Citation: Schniepp R, Kugler G, Wuehr M, Eckl M, Huppert D, Huth S, Pradhan C, Jahn K and Brandt T (2014) Quantification of gait changes in subjects with visual height intolerance when exposed to heights. Front. Hum. Neurosci. 8:963. doi: 10.3389/fnhum.2014.00963
Received: 02 September 2014; Accepted: 12 November 2014;
Published online: 04 December 2014.
Edited by:Klaus Gramann, Berlin Institute of Technology, Germany
Reviewed by:Johanna Wagner, Graz University of Technology, Austria
Julia Kline, University of Michigan, USA
Troy Matthew Lau, BAE Systems SPX, USA
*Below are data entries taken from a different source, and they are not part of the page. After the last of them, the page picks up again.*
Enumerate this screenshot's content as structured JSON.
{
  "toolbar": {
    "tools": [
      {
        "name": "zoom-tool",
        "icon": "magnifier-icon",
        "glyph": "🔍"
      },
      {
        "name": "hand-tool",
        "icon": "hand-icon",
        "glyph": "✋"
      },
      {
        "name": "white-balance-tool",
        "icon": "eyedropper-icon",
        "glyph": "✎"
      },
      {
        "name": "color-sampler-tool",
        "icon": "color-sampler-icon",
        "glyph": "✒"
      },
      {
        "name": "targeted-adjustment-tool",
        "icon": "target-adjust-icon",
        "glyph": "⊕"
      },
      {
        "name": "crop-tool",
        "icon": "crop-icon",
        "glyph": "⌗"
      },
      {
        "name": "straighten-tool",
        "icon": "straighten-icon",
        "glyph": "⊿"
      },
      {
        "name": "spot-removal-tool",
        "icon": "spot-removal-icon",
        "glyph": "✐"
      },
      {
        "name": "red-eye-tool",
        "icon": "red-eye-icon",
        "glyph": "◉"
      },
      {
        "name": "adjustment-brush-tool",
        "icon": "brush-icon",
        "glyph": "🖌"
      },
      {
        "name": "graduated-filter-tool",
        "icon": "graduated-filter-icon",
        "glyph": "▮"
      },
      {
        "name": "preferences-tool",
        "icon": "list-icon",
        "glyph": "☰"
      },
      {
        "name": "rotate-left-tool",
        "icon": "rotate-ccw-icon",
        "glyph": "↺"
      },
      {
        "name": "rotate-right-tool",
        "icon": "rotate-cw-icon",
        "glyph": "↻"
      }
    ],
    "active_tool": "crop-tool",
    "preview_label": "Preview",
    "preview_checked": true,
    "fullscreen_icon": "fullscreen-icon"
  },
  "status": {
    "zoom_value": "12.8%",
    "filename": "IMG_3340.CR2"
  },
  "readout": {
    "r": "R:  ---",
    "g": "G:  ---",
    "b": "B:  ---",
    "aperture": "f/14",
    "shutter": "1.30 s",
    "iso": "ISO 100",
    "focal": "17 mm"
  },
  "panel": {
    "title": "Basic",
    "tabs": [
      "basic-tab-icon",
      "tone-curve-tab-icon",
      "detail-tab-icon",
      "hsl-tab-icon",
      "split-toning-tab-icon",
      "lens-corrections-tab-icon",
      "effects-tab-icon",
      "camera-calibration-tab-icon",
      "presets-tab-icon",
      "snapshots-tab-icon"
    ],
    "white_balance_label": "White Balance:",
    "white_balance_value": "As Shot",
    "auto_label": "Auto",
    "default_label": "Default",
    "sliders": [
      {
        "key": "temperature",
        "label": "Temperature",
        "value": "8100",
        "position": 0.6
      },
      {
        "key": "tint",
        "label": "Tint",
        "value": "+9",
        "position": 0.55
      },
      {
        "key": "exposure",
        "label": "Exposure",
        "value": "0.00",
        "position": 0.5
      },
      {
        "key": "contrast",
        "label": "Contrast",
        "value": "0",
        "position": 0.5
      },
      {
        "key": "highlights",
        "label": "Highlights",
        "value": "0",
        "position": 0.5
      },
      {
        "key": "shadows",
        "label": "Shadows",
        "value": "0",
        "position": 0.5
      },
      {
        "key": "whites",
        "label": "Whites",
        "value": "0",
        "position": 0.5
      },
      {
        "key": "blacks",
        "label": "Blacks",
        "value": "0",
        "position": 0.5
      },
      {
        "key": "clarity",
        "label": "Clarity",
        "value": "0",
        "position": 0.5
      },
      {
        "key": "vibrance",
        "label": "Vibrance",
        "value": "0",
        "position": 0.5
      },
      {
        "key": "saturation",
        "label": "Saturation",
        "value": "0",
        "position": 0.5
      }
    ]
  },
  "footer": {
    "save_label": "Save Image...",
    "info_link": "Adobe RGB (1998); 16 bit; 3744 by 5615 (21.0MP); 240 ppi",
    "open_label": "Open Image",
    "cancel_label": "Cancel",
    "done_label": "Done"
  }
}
Copyright © 2014 Schniepp, Kugler, Wuehr, Eckl, Huppert, Huth, Pradhan, Jahn and Brandt. This is an open-access article distributed under the terms of the Creative Commons Attribution License (CC BY). The use, distribution or reproduction in other forums is permitted, provided the original author(s) or licensor are credited and that the original publication in this journal is cited, in accordance with accepted academic practice. No use, distribution or reproduction is permitted which does not comply with these terms.
*Correspondence: Roman Schniepp, Department of Neurology, University of Munich, Marchioninistrasse 15, 81377 Munich, Germany e-mail: firstname.lastname@example.org